* [Your instructions]: Search the data for the word "name". Reproduce every line where it is found.

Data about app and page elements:
· · · · · · ·

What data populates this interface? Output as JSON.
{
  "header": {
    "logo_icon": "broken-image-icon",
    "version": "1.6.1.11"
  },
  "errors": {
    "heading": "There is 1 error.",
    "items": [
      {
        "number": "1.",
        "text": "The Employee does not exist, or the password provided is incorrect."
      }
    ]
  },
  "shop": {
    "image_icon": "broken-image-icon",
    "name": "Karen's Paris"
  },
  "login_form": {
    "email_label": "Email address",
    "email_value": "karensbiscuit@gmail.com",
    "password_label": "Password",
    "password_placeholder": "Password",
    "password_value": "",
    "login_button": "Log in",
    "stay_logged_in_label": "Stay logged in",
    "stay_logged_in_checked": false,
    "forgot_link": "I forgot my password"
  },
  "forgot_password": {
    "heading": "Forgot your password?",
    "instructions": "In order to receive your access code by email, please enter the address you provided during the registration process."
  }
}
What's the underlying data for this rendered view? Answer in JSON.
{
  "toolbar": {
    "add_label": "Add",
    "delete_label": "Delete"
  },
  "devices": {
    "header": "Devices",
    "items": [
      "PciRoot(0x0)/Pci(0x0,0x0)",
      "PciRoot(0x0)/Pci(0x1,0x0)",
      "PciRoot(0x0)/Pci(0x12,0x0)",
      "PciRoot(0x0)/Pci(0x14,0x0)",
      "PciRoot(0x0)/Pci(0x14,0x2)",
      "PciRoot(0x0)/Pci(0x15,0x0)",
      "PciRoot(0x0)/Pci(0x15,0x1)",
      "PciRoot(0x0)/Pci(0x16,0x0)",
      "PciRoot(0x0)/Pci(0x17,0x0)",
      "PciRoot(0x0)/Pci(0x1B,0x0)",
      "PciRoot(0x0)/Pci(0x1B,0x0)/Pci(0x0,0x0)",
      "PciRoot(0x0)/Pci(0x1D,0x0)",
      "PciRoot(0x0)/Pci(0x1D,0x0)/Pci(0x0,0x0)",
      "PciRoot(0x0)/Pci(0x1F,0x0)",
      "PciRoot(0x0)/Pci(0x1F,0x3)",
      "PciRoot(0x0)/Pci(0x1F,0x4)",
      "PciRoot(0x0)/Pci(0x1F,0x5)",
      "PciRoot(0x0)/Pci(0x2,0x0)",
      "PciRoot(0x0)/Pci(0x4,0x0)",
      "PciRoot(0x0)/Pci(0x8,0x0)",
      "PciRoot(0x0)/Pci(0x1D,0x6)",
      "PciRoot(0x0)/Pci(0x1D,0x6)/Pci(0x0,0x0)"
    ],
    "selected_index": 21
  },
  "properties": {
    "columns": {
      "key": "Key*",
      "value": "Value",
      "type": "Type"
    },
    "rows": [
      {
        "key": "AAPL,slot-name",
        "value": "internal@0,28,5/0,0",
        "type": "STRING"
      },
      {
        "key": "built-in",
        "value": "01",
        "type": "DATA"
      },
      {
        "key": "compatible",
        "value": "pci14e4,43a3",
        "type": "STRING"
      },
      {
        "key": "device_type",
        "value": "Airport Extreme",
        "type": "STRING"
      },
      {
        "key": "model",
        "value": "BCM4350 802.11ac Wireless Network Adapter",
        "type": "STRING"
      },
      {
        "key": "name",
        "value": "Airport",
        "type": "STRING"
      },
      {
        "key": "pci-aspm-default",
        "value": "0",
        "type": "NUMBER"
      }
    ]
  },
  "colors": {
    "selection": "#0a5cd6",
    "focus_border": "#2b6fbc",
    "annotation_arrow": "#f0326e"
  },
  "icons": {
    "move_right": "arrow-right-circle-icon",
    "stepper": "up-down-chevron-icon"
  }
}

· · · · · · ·

* [Task response]:
    "name": "Karen's Paris"
        "key": "AAPL,slot-name",
        "key": "name",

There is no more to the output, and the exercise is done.